YOUR ASSIGNMENT:
Using the records below, filter for lines that contain the string "请选择个人爱好" and copy them out.

SUPPLIED DATA:
=======
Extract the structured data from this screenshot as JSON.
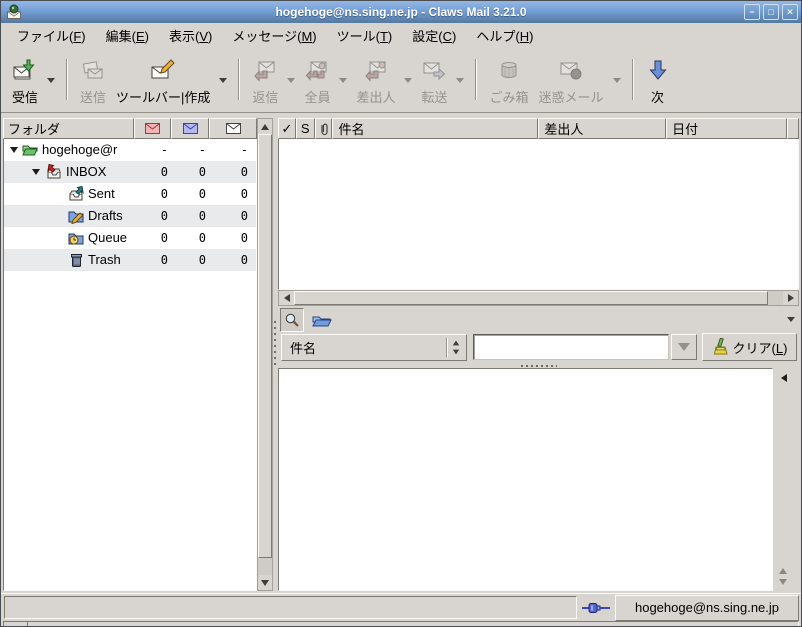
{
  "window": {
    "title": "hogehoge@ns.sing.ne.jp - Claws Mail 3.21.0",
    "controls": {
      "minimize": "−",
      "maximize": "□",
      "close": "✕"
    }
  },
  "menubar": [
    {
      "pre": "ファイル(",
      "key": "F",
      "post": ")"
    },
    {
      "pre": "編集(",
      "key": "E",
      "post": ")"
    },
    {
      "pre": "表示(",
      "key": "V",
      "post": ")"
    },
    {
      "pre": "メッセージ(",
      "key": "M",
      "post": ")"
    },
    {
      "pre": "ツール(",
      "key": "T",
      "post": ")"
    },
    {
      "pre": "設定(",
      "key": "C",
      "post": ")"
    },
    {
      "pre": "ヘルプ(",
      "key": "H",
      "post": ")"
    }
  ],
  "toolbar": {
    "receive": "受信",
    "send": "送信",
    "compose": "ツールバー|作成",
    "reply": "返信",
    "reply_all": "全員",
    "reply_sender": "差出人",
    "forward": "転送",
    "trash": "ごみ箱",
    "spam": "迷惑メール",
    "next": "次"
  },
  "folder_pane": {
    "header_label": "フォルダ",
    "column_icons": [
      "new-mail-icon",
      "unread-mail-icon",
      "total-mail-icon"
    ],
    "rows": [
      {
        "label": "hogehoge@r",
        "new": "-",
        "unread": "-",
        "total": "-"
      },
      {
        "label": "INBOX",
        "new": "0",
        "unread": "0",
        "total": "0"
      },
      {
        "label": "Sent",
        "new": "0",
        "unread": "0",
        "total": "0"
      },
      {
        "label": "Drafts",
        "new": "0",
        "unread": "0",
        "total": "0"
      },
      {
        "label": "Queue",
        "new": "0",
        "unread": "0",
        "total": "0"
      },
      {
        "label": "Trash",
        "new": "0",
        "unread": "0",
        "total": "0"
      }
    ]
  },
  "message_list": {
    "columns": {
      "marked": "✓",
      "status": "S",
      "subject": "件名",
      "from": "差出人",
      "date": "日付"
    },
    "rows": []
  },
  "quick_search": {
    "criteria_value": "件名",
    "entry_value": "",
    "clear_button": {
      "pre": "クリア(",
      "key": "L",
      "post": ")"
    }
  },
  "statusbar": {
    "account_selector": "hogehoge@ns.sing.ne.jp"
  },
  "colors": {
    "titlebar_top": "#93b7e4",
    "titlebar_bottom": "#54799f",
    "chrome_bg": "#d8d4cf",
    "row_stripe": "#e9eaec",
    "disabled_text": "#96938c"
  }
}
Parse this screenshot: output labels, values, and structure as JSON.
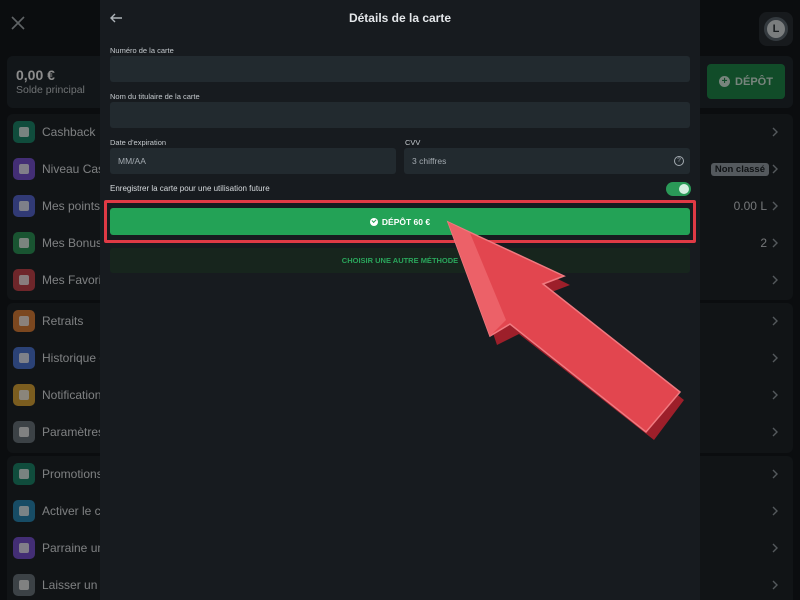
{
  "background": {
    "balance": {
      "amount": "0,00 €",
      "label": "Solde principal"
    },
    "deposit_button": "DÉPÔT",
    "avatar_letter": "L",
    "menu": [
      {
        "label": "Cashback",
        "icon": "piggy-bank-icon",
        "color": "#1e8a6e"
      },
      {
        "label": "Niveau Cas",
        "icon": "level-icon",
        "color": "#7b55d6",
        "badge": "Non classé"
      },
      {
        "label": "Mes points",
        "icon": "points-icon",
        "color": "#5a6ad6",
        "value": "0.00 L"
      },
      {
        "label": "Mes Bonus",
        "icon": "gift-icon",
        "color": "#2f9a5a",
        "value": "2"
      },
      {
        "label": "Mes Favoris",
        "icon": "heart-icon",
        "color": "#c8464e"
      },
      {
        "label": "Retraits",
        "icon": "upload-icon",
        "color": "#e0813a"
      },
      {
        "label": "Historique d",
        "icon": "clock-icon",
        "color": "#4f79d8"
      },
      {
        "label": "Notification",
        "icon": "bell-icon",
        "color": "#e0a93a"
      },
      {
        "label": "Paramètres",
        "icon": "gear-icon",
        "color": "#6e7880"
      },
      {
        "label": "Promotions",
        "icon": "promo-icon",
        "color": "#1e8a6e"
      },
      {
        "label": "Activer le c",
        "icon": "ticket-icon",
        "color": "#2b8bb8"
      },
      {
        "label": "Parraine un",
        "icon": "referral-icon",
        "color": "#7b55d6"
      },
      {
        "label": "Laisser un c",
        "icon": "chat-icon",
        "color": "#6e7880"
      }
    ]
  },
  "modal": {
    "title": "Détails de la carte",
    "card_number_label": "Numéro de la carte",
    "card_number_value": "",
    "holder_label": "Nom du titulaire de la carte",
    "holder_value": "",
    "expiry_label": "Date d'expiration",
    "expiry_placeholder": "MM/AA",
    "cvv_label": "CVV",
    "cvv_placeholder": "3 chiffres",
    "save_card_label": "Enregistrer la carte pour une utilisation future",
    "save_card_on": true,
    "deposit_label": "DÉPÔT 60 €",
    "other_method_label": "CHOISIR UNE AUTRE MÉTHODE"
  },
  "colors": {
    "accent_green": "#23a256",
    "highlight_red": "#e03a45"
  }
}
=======
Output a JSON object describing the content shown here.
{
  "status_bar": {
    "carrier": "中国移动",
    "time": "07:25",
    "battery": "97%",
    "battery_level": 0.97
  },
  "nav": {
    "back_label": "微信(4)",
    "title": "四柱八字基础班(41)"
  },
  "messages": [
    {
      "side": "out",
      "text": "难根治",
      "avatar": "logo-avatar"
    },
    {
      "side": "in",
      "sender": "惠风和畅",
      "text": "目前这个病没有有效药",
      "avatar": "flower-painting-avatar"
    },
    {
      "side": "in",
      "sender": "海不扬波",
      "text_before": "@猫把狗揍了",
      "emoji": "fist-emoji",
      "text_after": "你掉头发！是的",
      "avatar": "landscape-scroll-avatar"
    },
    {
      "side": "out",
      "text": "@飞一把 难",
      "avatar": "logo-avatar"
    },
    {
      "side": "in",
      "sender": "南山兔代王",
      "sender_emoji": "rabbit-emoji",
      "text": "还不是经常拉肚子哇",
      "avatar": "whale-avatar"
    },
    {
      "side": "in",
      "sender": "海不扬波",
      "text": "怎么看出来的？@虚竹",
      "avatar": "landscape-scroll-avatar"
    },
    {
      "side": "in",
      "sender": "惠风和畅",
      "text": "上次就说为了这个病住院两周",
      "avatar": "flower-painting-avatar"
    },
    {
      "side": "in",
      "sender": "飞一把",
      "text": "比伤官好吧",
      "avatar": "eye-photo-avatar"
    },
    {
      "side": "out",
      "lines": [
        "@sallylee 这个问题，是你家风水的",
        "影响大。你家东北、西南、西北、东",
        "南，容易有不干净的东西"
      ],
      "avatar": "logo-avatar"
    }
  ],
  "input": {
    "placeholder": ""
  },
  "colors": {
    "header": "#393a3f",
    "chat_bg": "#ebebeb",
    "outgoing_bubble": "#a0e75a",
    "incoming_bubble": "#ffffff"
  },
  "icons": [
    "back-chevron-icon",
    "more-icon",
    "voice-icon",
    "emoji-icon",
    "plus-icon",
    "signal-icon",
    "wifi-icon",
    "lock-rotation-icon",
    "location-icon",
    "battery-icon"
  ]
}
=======
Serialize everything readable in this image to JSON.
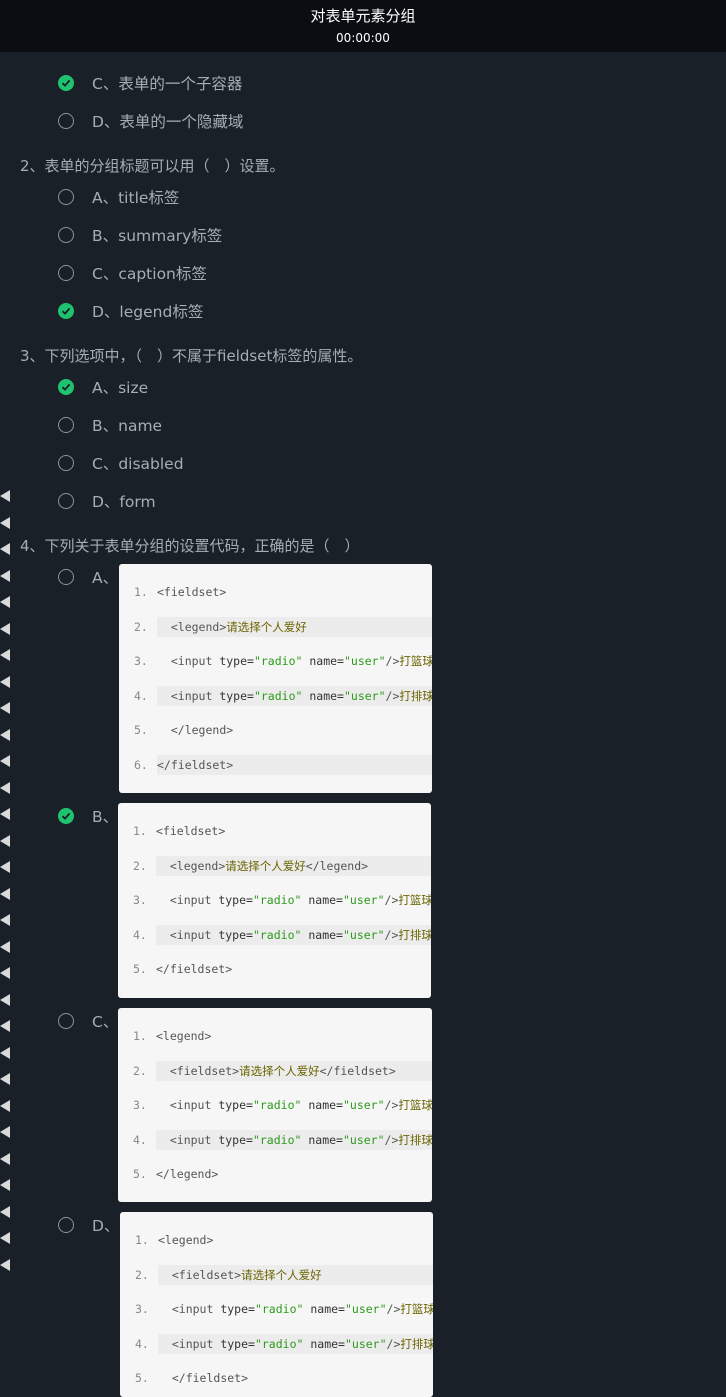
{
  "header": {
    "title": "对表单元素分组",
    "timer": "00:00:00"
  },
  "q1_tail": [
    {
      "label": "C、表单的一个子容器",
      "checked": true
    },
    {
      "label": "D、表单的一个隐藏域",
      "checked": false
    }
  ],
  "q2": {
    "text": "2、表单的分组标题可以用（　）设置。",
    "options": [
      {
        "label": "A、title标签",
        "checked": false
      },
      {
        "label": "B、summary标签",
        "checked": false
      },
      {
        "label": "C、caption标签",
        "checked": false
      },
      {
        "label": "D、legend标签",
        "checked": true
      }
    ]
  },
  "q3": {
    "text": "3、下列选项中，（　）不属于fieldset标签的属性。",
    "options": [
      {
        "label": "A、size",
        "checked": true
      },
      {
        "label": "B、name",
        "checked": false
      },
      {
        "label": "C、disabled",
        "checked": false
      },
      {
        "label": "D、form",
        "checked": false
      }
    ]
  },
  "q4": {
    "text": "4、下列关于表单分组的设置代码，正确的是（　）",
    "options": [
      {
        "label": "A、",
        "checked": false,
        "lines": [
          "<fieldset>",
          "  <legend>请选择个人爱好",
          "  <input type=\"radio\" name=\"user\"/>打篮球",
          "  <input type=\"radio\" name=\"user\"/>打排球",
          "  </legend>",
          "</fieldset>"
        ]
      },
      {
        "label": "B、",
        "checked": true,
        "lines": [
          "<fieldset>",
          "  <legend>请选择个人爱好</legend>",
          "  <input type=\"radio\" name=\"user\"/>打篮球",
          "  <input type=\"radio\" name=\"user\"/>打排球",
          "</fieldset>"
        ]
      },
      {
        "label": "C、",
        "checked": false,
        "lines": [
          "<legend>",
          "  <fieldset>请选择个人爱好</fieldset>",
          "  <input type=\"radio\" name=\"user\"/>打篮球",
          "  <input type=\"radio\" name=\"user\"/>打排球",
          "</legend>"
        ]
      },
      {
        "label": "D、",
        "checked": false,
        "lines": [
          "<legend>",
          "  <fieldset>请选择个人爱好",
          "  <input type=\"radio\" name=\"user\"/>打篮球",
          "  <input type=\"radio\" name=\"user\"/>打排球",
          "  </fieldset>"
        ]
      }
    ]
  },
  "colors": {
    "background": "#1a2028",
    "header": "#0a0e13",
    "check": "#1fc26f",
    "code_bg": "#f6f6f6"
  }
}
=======
OUTPUT FOR THIS EXERCISE:
          "  <legend>请选择个人爱好",
          "  <legend>请选择个人爱好</legend>",
          "  <fieldset>请选择个人爱好</fieldset>",
          "  <fieldset>请选择个人爱好",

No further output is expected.